Potter said in an interview before the ceremony, Sarmanian, a longtime Red Cross volunteer, called that morning and said he was getting on a plane for Las Vegas for his latest Red Cross dispatch, this time helping people through the crisis of the Oct. 1 mass killing at Mandalay Bay. It was incredible of Sarmanian to be doing that, Potter said.

“He was the big push behind us doing this plaque and he was really excited about being here,” Potter told attendees who moved outside the station for remarks and the removal of a red cloth covering the new bronze plaque, mounted earlier in the week. The plaque reads in part: “This building is dedicated to all the volunteer firefighters who have served this department and their community since 1941 ... It is with a sense of accomplishment and pride that the town dedicates this new fire station for the betterment of the fire department and the community.”

The plaque lists Potter, then-Assistant Chief Laurence Omland – now deputy director of emergency management in Boothbay Harbor — and past fire chief Barry Johnston; building committee members Sarmanian; Omland; Suzanne Carlson; James McQuaide, now of Bath; Ron Carey; Michael Smith, now a selectman; and Jack French. It notes architect John Hansen, contractor The Penobscot Company and the selectmen at the time, Sarmanian, Stuart Smith and Jessica Chubbuck. The name of past selectman John Johnson, who died in 2011, appears also.
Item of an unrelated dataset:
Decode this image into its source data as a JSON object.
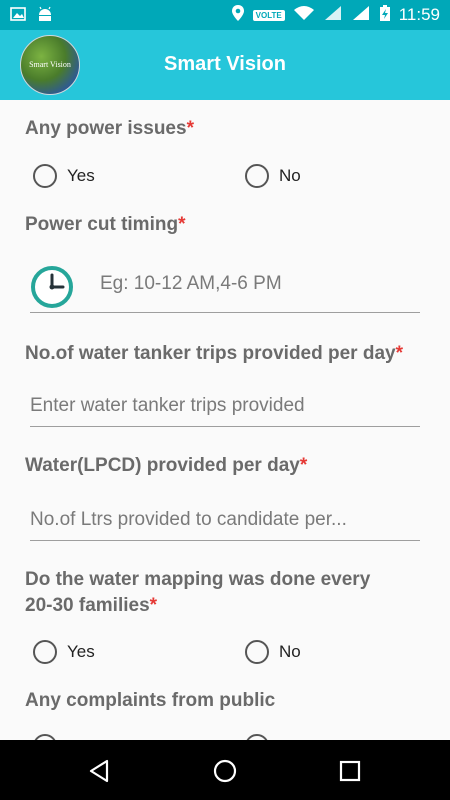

Potter said the station was dedicated on the date that appears on the plaque, May 20, 2012, but a flag pole and other things were needed so the plaque took longer to get. The department’s auxiliary raised the money for it, Potter said Friday.

Smith’s remarks Thursday night recounted the work of getting the station, from picking the site to funding the project. Smith recalled Potter wondering if Edgecomb could follow Casco’s lead in using tax-increment financing (TIF) funds on a fire department project. Edgecomb voters approved it and now that’s what’s paying the mortgage, Smith said. “So the taxpayers benefited hugely, in so many ways.”
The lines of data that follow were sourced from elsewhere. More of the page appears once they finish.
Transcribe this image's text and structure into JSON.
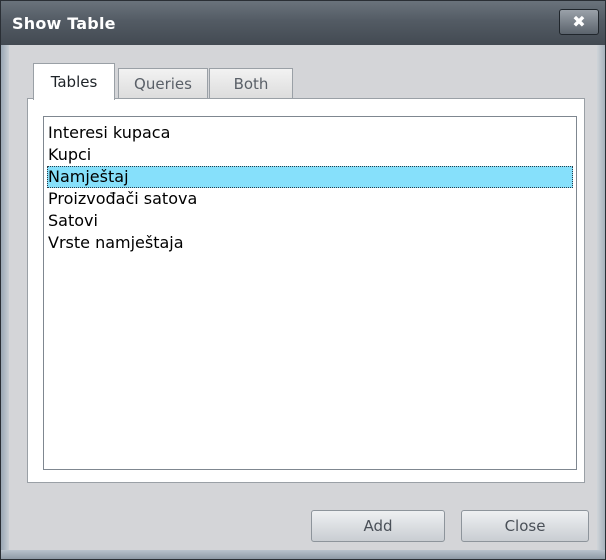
{
  "window": {
    "title": "Show Table",
    "close_glyph": "✖"
  },
  "tabs": [
    {
      "label": "Tables",
      "active": true
    },
    {
      "label": "Queries",
      "active": false
    },
    {
      "label": "Both",
      "active": false
    }
  ],
  "list": {
    "items": [
      {
        "label": "Interesi kupaca",
        "selected": false
      },
      {
        "label": "Kupci",
        "selected": false
      },
      {
        "label": "Namještaj",
        "selected": true
      },
      {
        "label": "Proizvođači satova",
        "selected": false
      },
      {
        "label": "Satovi",
        "selected": false
      },
      {
        "label": "Vrste namještaja",
        "selected": false
      }
    ]
  },
  "buttons": {
    "add_label": "Add",
    "close_label": "Close"
  },
  "colors": {
    "selection": "#86e0fb",
    "titlebar": "#535b64",
    "dialog_body": "#d4d5d8"
  }
}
Smith called on Potter to “unveil this bad boy,” the plaque. Then Smith read the plaque. Sarmanian, the committee’s chairman, had planned to, Smith said. Applause followed the reading.

Years after the committee finished its work, members interviewed inside the station Thursday night remained pleased with the result. “I am so proud of it,” Carey said. “It turned out to be everything and anything we could have expected or hoped for, really.”

The plaque’s unveiling was timed with the department’s annual open house.

Edgecomb resident Amanda Main, having a chocolate chip cookie, said she brought daughter Gaby, 6, son Andrew, 4, and a friend of theirs to the event because the children love fire trucks. 

Asked what she thought of the station, Main said, “I think it’s great. Edgecomb definitely needed it.”

Most who came were building committee members or current or retired Edgecomb firefighters. Husband and wife Edgecomb firefighters Marc and Amanda Babineau had Bailey, their 3-month-old-old lab mix, with them.

Johnston said he was very impressed with the station and the department. “We’re very proud of the support the town has given the department,” he added. He had just been talking with Capt. Steve Fenton, who’s gotten the department a number of vehicles and other equipment over the years. The station makes an excellent nucleus for the department and its equipment, Fenton said.